*Pictured on the porch of the Mann-Simons home during the re-opening in 2017*
One thing that I’m really looking forward to this year is becoming even more active with Historic Columbia through their young professional group, Palladium Society.
Last summer, as the social justice + civil rights protests erupted, I made a promise to myself to use my platform + my voice to share the stories of my community that our history books intentionally exclude. Growing up in SC, public education never delved into the triumphs of African Americans of our state during such dark periods in our nation’s history. Sure, they’d mention the Underground Railroad during lessons of slavery + MLK’s march during lessons on the Civil Rights Movement. But not once did they talk about Mitchellville, the free town built during the Civil War outside of Hilton Head for former enslaved people. Nor did they mention, the incredible accomplishments + life of Benjamin E. Hayes who was raised in Greenwood, SC. And never, not once, did my history class ever teach us about Modjeska Monteith Simkins, the powerhouse who is credited as “the Matriarch of Civil Rights activists of South Carolina”. Nope– instead we got weeks of lessons on our Founding Fathers + Confederate Generals, as if they were the only people who contributed to this country.
When the masses called for the removal of historic Confederate monuments around the country last summer, what irritated me the most was the realization that there were hardly any monuments erected in our honor for what Black people have overcome. So my hope is to help people, of all backgrounds, discover such information so that slavery + oppression aren’t the only visuals we’re given of African Americans.

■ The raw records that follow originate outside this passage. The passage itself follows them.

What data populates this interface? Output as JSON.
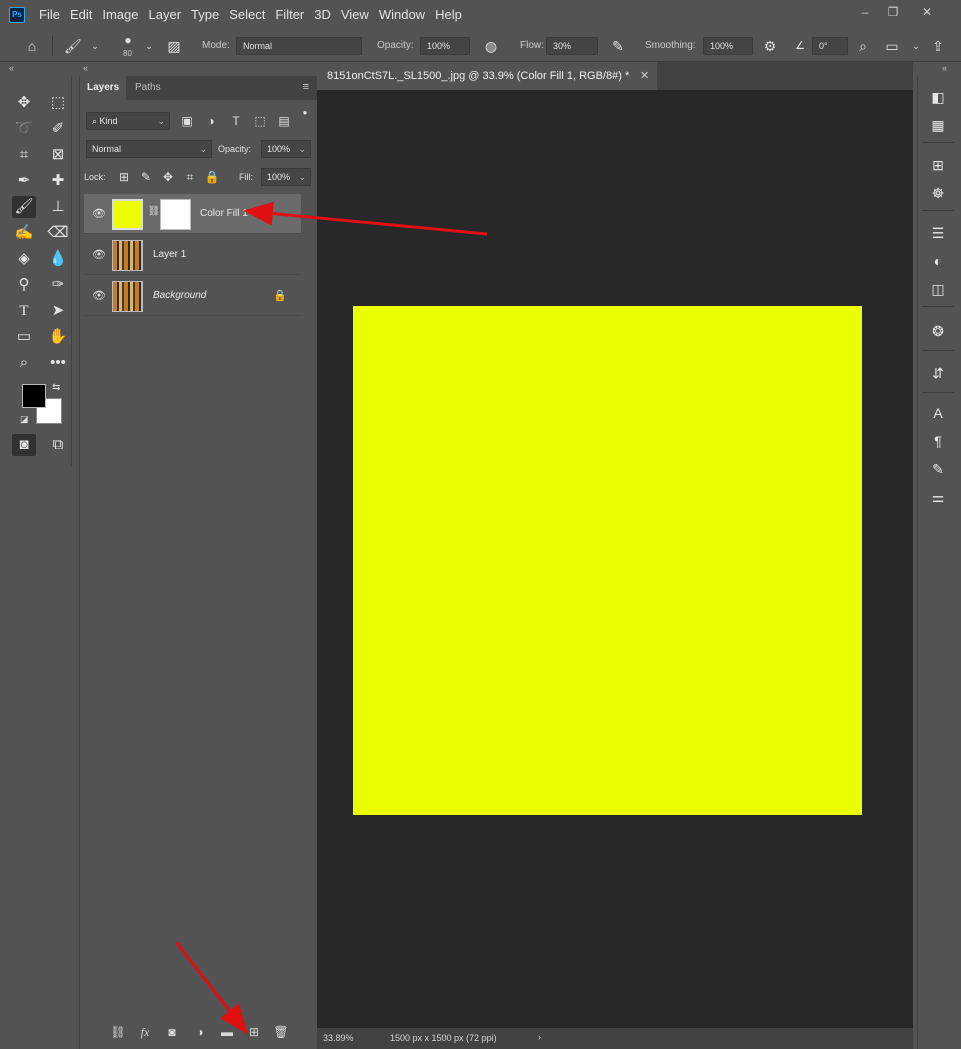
{
  "app": {
    "logo": "Ps",
    "menu": [
      "File",
      "Edit",
      "Image",
      "Layer",
      "Type",
      "Select",
      "Filter",
      "3D",
      "View",
      "Window",
      "Help"
    ]
  },
  "options": {
    "brush_size": "80",
    "mode_label": "Mode:",
    "mode_value": "Normal",
    "opacity_label": "Opacity:",
    "opacity_value": "100%",
    "flow_label": "Flow:",
    "flow_value": "30%",
    "smoothing_label": "Smoothing:",
    "smoothing_value": "100%",
    "angle_value": "0°"
  },
  "layers_panel": {
    "tab_layers": "Layers",
    "tab_paths": "Paths",
    "kind_label": "Kind",
    "blend_mode": "Normal",
    "opacity_label": "Opacity:",
    "opacity_value": "100%",
    "lock_label": "Lock:",
    "fill_label": "Fill:",
    "fill_value": "100%",
    "layers": [
      {
        "name": "Color Fill 1",
        "selected": true
      },
      {
        "name": "Layer 1",
        "selected": false
      },
      {
        "name": "Background",
        "selected": false,
        "locked": true
      }
    ],
    "footer_fx": "fx"
  },
  "document": {
    "tab_title": "8151onCtS7L._SL1500_.jpg @ 33.9% (Color Fill 1, RGB/8#) *",
    "fill_color": "#eaff00",
    "zoom": "33.89%",
    "doc_info": "1500 px x 1500 px (72 ppi)"
  },
  "colors": {
    "foreground": "#000000",
    "background": "#ffffff",
    "annotation_arrow": "#e01010"
  }
}
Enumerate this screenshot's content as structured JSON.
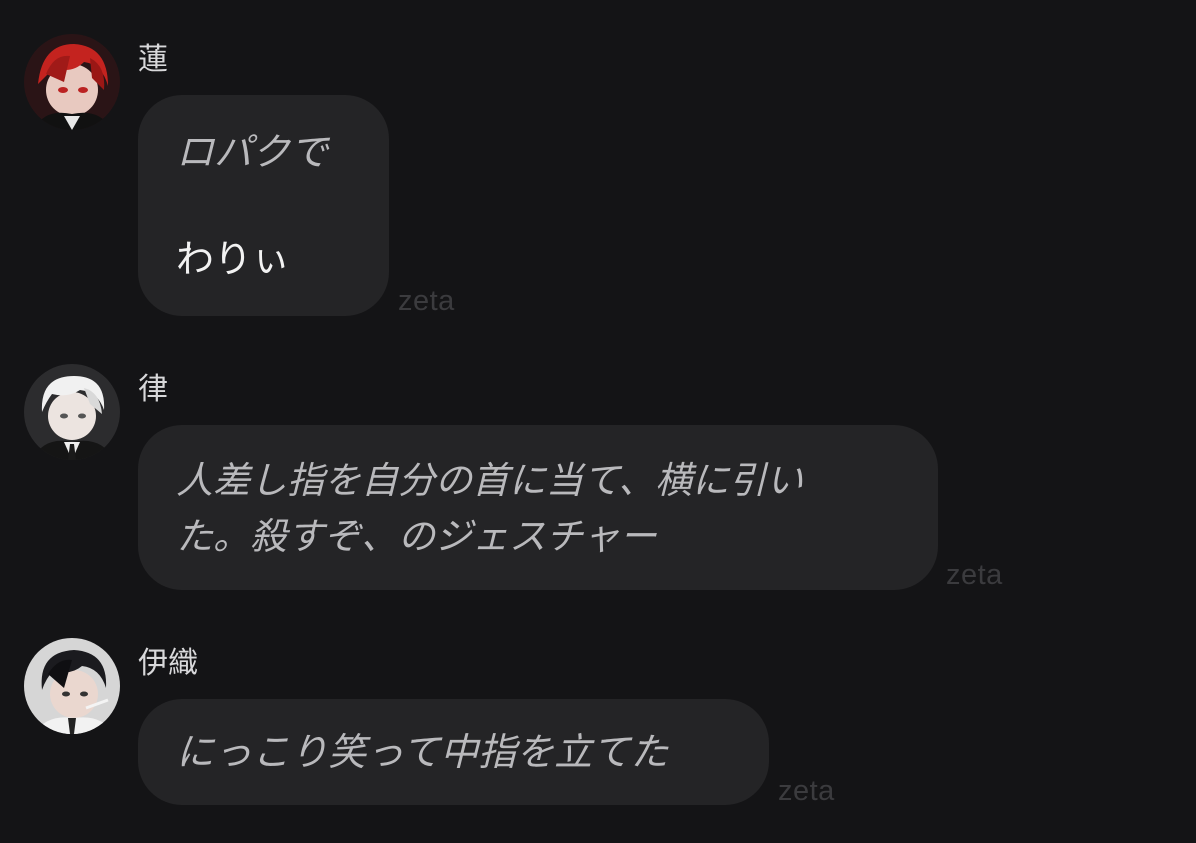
{
  "messages": [
    {
      "sender": "蓮",
      "avatar_icon": "red-haired-character-avatar-icon",
      "lines": [
        "ロパクで",
        "わりぃ"
      ],
      "watermark": "zeta"
    },
    {
      "sender": "律",
      "avatar_icon": "white-haired-character-avatar-icon",
      "lines": [
        "人差し指を自分の首に当て、横に引い",
        "た。殺すぞ、のジェスチャー"
      ],
      "watermark": "zeta"
    },
    {
      "sender": "伊織",
      "avatar_icon": "black-haired-character-avatar-icon",
      "lines": [
        "にっこり笑って中指を立てた"
      ],
      "watermark": "zeta"
    }
  ],
  "colors": {
    "background": "#141416",
    "bubble": "#242426",
    "narration_text": "#b9b9bc",
    "dialogue_text": "#f2f2f2",
    "name_text": "#d8d8da",
    "watermark": "#3b3b3e"
  }
}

As a 6th-generation Charlestonion, stories of that city’s history have been passed down to me my entire life, but once I became engaged to a man who’s family had been an integral part of Columbia for generations, I realized I how little I really knew about my adopted home.

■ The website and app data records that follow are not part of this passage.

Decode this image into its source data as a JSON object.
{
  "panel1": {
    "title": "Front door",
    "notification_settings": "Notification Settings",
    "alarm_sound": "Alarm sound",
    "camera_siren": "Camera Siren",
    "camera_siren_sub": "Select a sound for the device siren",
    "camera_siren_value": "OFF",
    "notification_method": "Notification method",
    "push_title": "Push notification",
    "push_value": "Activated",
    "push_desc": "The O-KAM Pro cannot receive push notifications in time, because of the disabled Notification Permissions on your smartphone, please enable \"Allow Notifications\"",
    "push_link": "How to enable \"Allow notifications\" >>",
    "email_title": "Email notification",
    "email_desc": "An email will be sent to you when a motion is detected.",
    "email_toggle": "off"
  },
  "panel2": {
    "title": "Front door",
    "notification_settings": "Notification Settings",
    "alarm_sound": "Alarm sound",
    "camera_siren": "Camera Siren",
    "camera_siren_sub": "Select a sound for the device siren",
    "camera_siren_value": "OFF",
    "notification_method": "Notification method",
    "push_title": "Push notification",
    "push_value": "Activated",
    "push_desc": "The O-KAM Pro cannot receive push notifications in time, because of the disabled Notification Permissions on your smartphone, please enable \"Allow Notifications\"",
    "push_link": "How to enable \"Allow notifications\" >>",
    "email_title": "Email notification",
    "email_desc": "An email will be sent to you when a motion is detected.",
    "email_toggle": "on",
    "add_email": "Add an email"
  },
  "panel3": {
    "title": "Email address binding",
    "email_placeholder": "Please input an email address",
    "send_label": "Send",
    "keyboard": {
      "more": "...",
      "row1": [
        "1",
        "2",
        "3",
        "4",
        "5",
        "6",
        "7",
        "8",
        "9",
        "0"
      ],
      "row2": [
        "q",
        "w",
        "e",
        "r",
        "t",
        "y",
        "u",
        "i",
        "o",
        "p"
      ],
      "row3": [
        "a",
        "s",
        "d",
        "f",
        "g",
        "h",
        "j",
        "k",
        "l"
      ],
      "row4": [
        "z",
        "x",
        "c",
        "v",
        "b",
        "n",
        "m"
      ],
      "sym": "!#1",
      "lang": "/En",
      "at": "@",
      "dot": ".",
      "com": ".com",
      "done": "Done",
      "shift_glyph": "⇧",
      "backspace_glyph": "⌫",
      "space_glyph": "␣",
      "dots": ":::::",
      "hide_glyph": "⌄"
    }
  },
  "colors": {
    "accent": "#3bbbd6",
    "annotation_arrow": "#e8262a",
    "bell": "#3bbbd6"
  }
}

Under the leadership of Executive Director Robin Waites, Historic Columbia has been uncovering + exhibiting the rich history of African Americans in the Midlands. The Black community here has always been an integral part of the city, so for years the organization has been doing their part to highlight those stories + legacies through programs and preservation. I’ve been a member of Palladium for a couple of years now, but when I was given the opportunity to serve on the board, I couldn’t turn it down. My hope is that through this new role, I’ll not only highlight the great work the organization is doing, I’ll also get to: encourage people from all over to visit these sites to gain a better understanding, push for school’s to take these tours (once safe again) so that the next generation can be equipped with this rich history to enter the world with less discrimination, and maybe even discover more untold stories to highlight!

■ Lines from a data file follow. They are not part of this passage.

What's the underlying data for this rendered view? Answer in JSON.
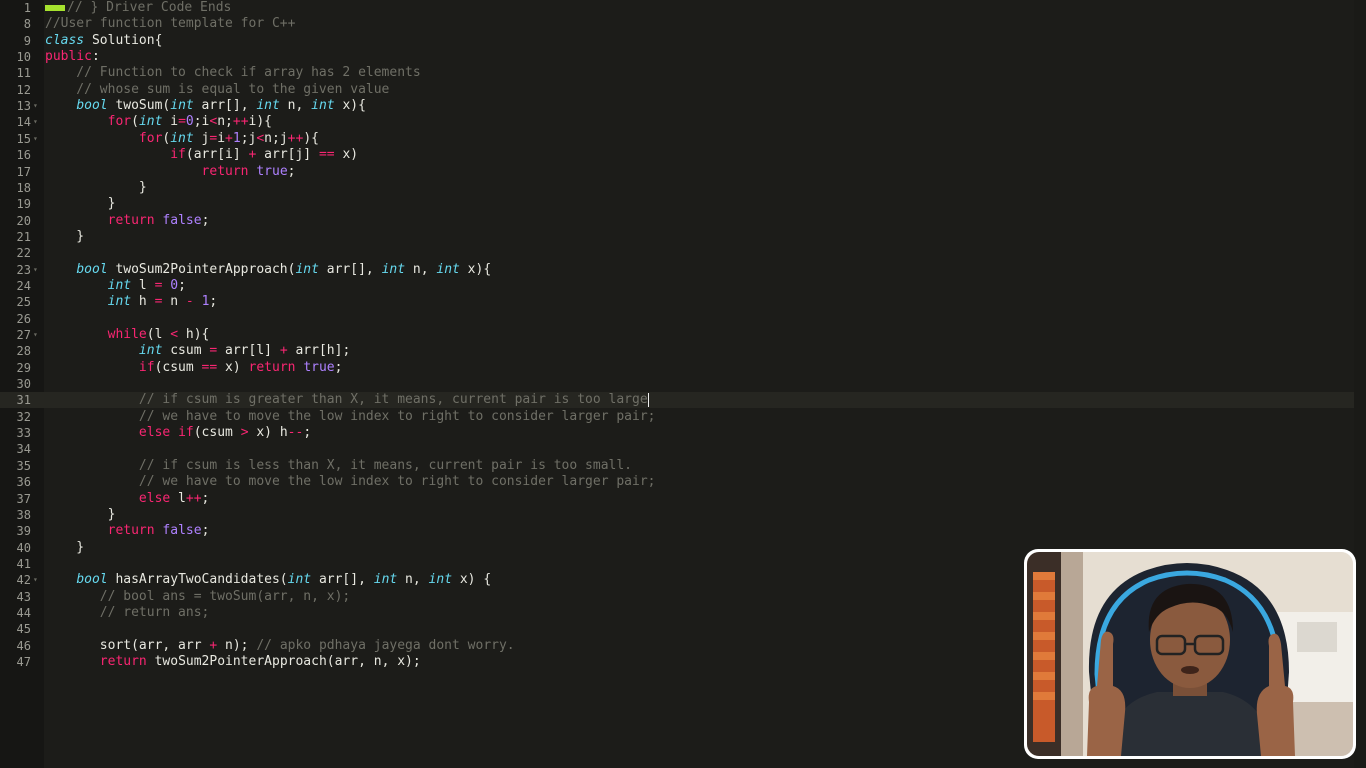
{
  "editor": {
    "lines": [
      {
        "n": "1",
        "fold": "",
        "tokens": [
          {
            "c": "bar",
            "t": ""
          },
          {
            "c": "cm",
            "t": "// } Driver Code Ends"
          }
        ]
      },
      {
        "n": "8",
        "fold": "",
        "tokens": [
          {
            "c": "cm",
            "t": "//User function template for C++"
          }
        ]
      },
      {
        "n": "9",
        "fold": "",
        "tokens": [
          {
            "c": "ty",
            "t": "class"
          },
          {
            "c": "plain",
            "t": " Solution{"
          }
        ]
      },
      {
        "n": "10",
        "fold": "",
        "tokens": [
          {
            "c": "kw",
            "t": "public"
          },
          {
            "c": "plain",
            "t": ":"
          }
        ]
      },
      {
        "n": "11",
        "fold": "",
        "tokens": [
          {
            "c": "cm",
            "t": "    // Function to check if array has 2 elements"
          }
        ]
      },
      {
        "n": "12",
        "fold": "",
        "tokens": [
          {
            "c": "cm",
            "t": "    // whose sum is equal to the given value"
          }
        ]
      },
      {
        "n": "13",
        "fold": "▾",
        "tokens": [
          {
            "c": "plain",
            "t": "    "
          },
          {
            "c": "ty",
            "t": "bool"
          },
          {
            "c": "plain",
            "t": " twoSum("
          },
          {
            "c": "ty",
            "t": "int"
          },
          {
            "c": "plain",
            "t": " arr[], "
          },
          {
            "c": "ty",
            "t": "int"
          },
          {
            "c": "plain",
            "t": " n, "
          },
          {
            "c": "ty",
            "t": "int"
          },
          {
            "c": "plain",
            "t": " x){"
          }
        ]
      },
      {
        "n": "14",
        "fold": "▾",
        "tokens": [
          {
            "c": "plain",
            "t": "        "
          },
          {
            "c": "kw",
            "t": "for"
          },
          {
            "c": "plain",
            "t": "("
          },
          {
            "c": "ty",
            "t": "int"
          },
          {
            "c": "plain",
            "t": " i"
          },
          {
            "c": "kw",
            "t": "="
          },
          {
            "c": "lit",
            "t": "0"
          },
          {
            "c": "plain",
            "t": ";i"
          },
          {
            "c": "kw",
            "t": "<"
          },
          {
            "c": "plain",
            "t": "n;"
          },
          {
            "c": "kw",
            "t": "++"
          },
          {
            "c": "plain",
            "t": "i){"
          }
        ]
      },
      {
        "n": "15",
        "fold": "▾",
        "tokens": [
          {
            "c": "plain",
            "t": "            "
          },
          {
            "c": "kw",
            "t": "for"
          },
          {
            "c": "plain",
            "t": "("
          },
          {
            "c": "ty",
            "t": "int"
          },
          {
            "c": "plain",
            "t": " j"
          },
          {
            "c": "kw",
            "t": "="
          },
          {
            "c": "plain",
            "t": "i"
          },
          {
            "c": "kw",
            "t": "+"
          },
          {
            "c": "lit",
            "t": "1"
          },
          {
            "c": "plain",
            "t": ";j"
          },
          {
            "c": "kw",
            "t": "<"
          },
          {
            "c": "plain",
            "t": "n;j"
          },
          {
            "c": "kw",
            "t": "++"
          },
          {
            "c": "plain",
            "t": "){"
          }
        ]
      },
      {
        "n": "16",
        "fold": "",
        "tokens": [
          {
            "c": "plain",
            "t": "                "
          },
          {
            "c": "kw",
            "t": "if"
          },
          {
            "c": "plain",
            "t": "(arr[i] "
          },
          {
            "c": "kw",
            "t": "+"
          },
          {
            "c": "plain",
            "t": " arr[j] "
          },
          {
            "c": "kw",
            "t": "=="
          },
          {
            "c": "plain",
            "t": " x)"
          }
        ]
      },
      {
        "n": "17",
        "fold": "",
        "tokens": [
          {
            "c": "plain",
            "t": "                    "
          },
          {
            "c": "kw",
            "t": "return"
          },
          {
            "c": "plain",
            "t": " "
          },
          {
            "c": "lit",
            "t": "true"
          },
          {
            "c": "plain",
            "t": ";"
          }
        ]
      },
      {
        "n": "18",
        "fold": "",
        "tokens": [
          {
            "c": "plain",
            "t": "            }"
          }
        ]
      },
      {
        "n": "19",
        "fold": "",
        "tokens": [
          {
            "c": "plain",
            "t": "        }"
          }
        ]
      },
      {
        "n": "20",
        "fold": "",
        "tokens": [
          {
            "c": "plain",
            "t": "        "
          },
          {
            "c": "kw",
            "t": "return"
          },
          {
            "c": "plain",
            "t": " "
          },
          {
            "c": "lit",
            "t": "false"
          },
          {
            "c": "plain",
            "t": ";"
          }
        ]
      },
      {
        "n": "21",
        "fold": "",
        "tokens": [
          {
            "c": "plain",
            "t": "    }"
          }
        ]
      },
      {
        "n": "22",
        "fold": "",
        "tokens": []
      },
      {
        "n": "23",
        "fold": "▾",
        "tokens": [
          {
            "c": "plain",
            "t": "    "
          },
          {
            "c": "ty",
            "t": "bool"
          },
          {
            "c": "plain",
            "t": " twoSum2PointerApproach("
          },
          {
            "c": "ty",
            "t": "int"
          },
          {
            "c": "plain",
            "t": " arr[], "
          },
          {
            "c": "ty",
            "t": "int"
          },
          {
            "c": "plain",
            "t": " n, "
          },
          {
            "c": "ty",
            "t": "int"
          },
          {
            "c": "plain",
            "t": " x){"
          }
        ]
      },
      {
        "n": "24",
        "fold": "",
        "tokens": [
          {
            "c": "plain",
            "t": "        "
          },
          {
            "c": "ty",
            "t": "int"
          },
          {
            "c": "plain",
            "t": " l "
          },
          {
            "c": "kw",
            "t": "="
          },
          {
            "c": "plain",
            "t": " "
          },
          {
            "c": "lit",
            "t": "0"
          },
          {
            "c": "plain",
            "t": ";"
          }
        ]
      },
      {
        "n": "25",
        "fold": "",
        "tokens": [
          {
            "c": "plain",
            "t": "        "
          },
          {
            "c": "ty",
            "t": "int"
          },
          {
            "c": "plain",
            "t": " h "
          },
          {
            "c": "kw",
            "t": "="
          },
          {
            "c": "plain",
            "t": " n "
          },
          {
            "c": "kw",
            "t": "-"
          },
          {
            "c": "plain",
            "t": " "
          },
          {
            "c": "lit",
            "t": "1"
          },
          {
            "c": "plain",
            "t": ";"
          }
        ]
      },
      {
        "n": "26",
        "fold": "",
        "tokens": []
      },
      {
        "n": "27",
        "fold": "▾",
        "tokens": [
          {
            "c": "plain",
            "t": "        "
          },
          {
            "c": "kw",
            "t": "while"
          },
          {
            "c": "plain",
            "t": "(l "
          },
          {
            "c": "kw",
            "t": "<"
          },
          {
            "c": "plain",
            "t": " h){"
          }
        ]
      },
      {
        "n": "28",
        "fold": "",
        "tokens": [
          {
            "c": "plain",
            "t": "            "
          },
          {
            "c": "ty",
            "t": "int"
          },
          {
            "c": "plain",
            "t": " csum "
          },
          {
            "c": "kw",
            "t": "="
          },
          {
            "c": "plain",
            "t": " arr[l] "
          },
          {
            "c": "kw",
            "t": "+"
          },
          {
            "c": "plain",
            "t": " arr[h];"
          }
        ]
      },
      {
        "n": "29",
        "fold": "",
        "tokens": [
          {
            "c": "plain",
            "t": "            "
          },
          {
            "c": "kw",
            "t": "if"
          },
          {
            "c": "plain",
            "t": "(csum "
          },
          {
            "c": "kw",
            "t": "=="
          },
          {
            "c": "plain",
            "t": " x) "
          },
          {
            "c": "kw",
            "t": "return"
          },
          {
            "c": "plain",
            "t": " "
          },
          {
            "c": "lit",
            "t": "true"
          },
          {
            "c": "plain",
            "t": ";"
          }
        ]
      },
      {
        "n": "30",
        "fold": "",
        "tokens": []
      },
      {
        "n": "31",
        "fold": "",
        "active": true,
        "tokens": [
          {
            "c": "cm",
            "t": "            // if csum is greater than X, it means, current pair is too large"
          },
          {
            "c": "caret",
            "t": ""
          }
        ]
      },
      {
        "n": "32",
        "fold": "",
        "tokens": [
          {
            "c": "cm",
            "t": "            // we have to move the low index to right to consider larger pair;"
          }
        ]
      },
      {
        "n": "33",
        "fold": "",
        "tokens": [
          {
            "c": "plain",
            "t": "            "
          },
          {
            "c": "kw",
            "t": "else"
          },
          {
            "c": "plain",
            "t": " "
          },
          {
            "c": "kw",
            "t": "if"
          },
          {
            "c": "plain",
            "t": "(csum "
          },
          {
            "c": "kw",
            "t": ">"
          },
          {
            "c": "plain",
            "t": " x) h"
          },
          {
            "c": "kw",
            "t": "--"
          },
          {
            "c": "plain",
            "t": ";"
          }
        ]
      },
      {
        "n": "34",
        "fold": "",
        "tokens": []
      },
      {
        "n": "35",
        "fold": "",
        "tokens": [
          {
            "c": "cm",
            "t": "            // if csum is less than X, it means, current pair is too small."
          }
        ]
      },
      {
        "n": "36",
        "fold": "",
        "tokens": [
          {
            "c": "cm",
            "t": "            // we have to move the low index to right to consider larger pair;"
          }
        ]
      },
      {
        "n": "37",
        "fold": "",
        "tokens": [
          {
            "c": "plain",
            "t": "            "
          },
          {
            "c": "kw",
            "t": "else"
          },
          {
            "c": "plain",
            "t": " l"
          },
          {
            "c": "kw",
            "t": "++"
          },
          {
            "c": "plain",
            "t": ";"
          }
        ]
      },
      {
        "n": "38",
        "fold": "",
        "tokens": [
          {
            "c": "plain",
            "t": "        }"
          }
        ]
      },
      {
        "n": "39",
        "fold": "",
        "tokens": [
          {
            "c": "plain",
            "t": "        "
          },
          {
            "c": "kw",
            "t": "return"
          },
          {
            "c": "plain",
            "t": " "
          },
          {
            "c": "lit",
            "t": "false"
          },
          {
            "c": "plain",
            "t": ";"
          }
        ]
      },
      {
        "n": "40",
        "fold": "",
        "tokens": [
          {
            "c": "plain",
            "t": "    }"
          }
        ]
      },
      {
        "n": "41",
        "fold": "",
        "tokens": []
      },
      {
        "n": "42",
        "fold": "▾",
        "tokens": [
          {
            "c": "plain",
            "t": "    "
          },
          {
            "c": "ty",
            "t": "bool"
          },
          {
            "c": "plain",
            "t": " hasArrayTwoCandidates("
          },
          {
            "c": "ty",
            "t": "int"
          },
          {
            "c": "plain",
            "t": " arr[], "
          },
          {
            "c": "ty",
            "t": "int"
          },
          {
            "c": "plain",
            "t": " n, "
          },
          {
            "c": "ty",
            "t": "int"
          },
          {
            "c": "plain",
            "t": " x) {"
          }
        ]
      },
      {
        "n": "43",
        "fold": "",
        "tokens": [
          {
            "c": "cm",
            "t": "       // bool ans = twoSum(arr, n, x);"
          }
        ]
      },
      {
        "n": "44",
        "fold": "",
        "tokens": [
          {
            "c": "cm",
            "t": "       // return ans;"
          }
        ]
      },
      {
        "n": "45",
        "fold": "",
        "tokens": []
      },
      {
        "n": "46",
        "fold": "",
        "tokens": [
          {
            "c": "plain",
            "t": "       sort(arr, arr "
          },
          {
            "c": "kw",
            "t": "+"
          },
          {
            "c": "plain",
            "t": " n); "
          },
          {
            "c": "cm",
            "t": "// apko pdhaya jayega dont worry."
          }
        ]
      },
      {
        "n": "47",
        "fold": "",
        "tokens": [
          {
            "c": "plain",
            "t": "       "
          },
          {
            "c": "kw",
            "t": "return"
          },
          {
            "c": "plain",
            "t": " twoSum2PointerApproach(arr, n, x);"
          }
        ]
      }
    ]
  },
  "colors": {
    "background": "#1c1c19",
    "keyword": "#f92672",
    "type": "#66d9ef",
    "literal": "#ae81ff",
    "comment": "#6f6f66"
  },
  "webcam": {
    "description_icon": "presenter-webcam"
  }
}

If you have not yet already, I urge you to discover all the resources Historic Columbia has to offer. Keep reading below to find out how!
Why African American History is SOO Important in Cola:
- Since 1786, Columbia has had a large African American population whose labor, skills, and vision have been integral in the city’s physical, spiritual, and social evolution
- Over four centuries, Columbia’s Black community transformed itself from that of a predominately enslaved population to a society whose members overcame the restrictions of Jim Crow and charted the course of the Civil Rights era.
- Columbia was often a stop on Civil Rights tours for regional + national activists like W.E.B Debois and MLK
- Tours + sites remind people of the importance in remembering the names, the stories and the legacies of people that helped change the course of our nation
Historic Columbia’s African American Sites
- Mann-Simons Site traces the journey of Columbia’s African American community from enslavement through urban renewal through a home of one entrepreneurial African American family for nearly 130 years
- The Museum of Reconstruction at the Woodrow Wilson Family Home
- Hampton-Preston Mansion + Gardens explores the lives of enslaved workers
- Modjeska Monteith Simkins Home was “home base” for many prominent activists that fought for equality and pivotal legislation in education, public health, and human rights.
General Historic Columbia Information
- Hours: Tuesday – Saturday // 10am – 4pm, Sunday // 1pm – 5pm
- Coronavirus Closings: House museums are temporarily closed to the public, but the gardens are open to the public, and virtual and outdoor events and tours are being offered.
- Tour Neighborhoods: African American Heritage Sites, Barhamville Kendalltown, Lower Richland, Lower Waverly, Waverly
Upcoming Historic Columbia Events
**** denotes what I’ll be attending
- January 7th // Outdoor Multi-Site Tour
- January 7th // The Color of Law: Session Two
- January 21st // The Color of Law: Session Three
- January 26th // Research Roundtable Modjeska Monteith Simkins House Link to Register ****
- February 4th // The Color of Law: Session Four
- February 12th // Movies in the Garden (Anti-Valentine’s Day movie experience) Link to Register
- February 16th // Virtual Renovation Rodeo: Elmwood Park – Link to Register ****
Thinking about getting more involved in Columbia’s community? Historic Columbia would be a great organization to start. Get more information on Palladium Society, or sign up, here!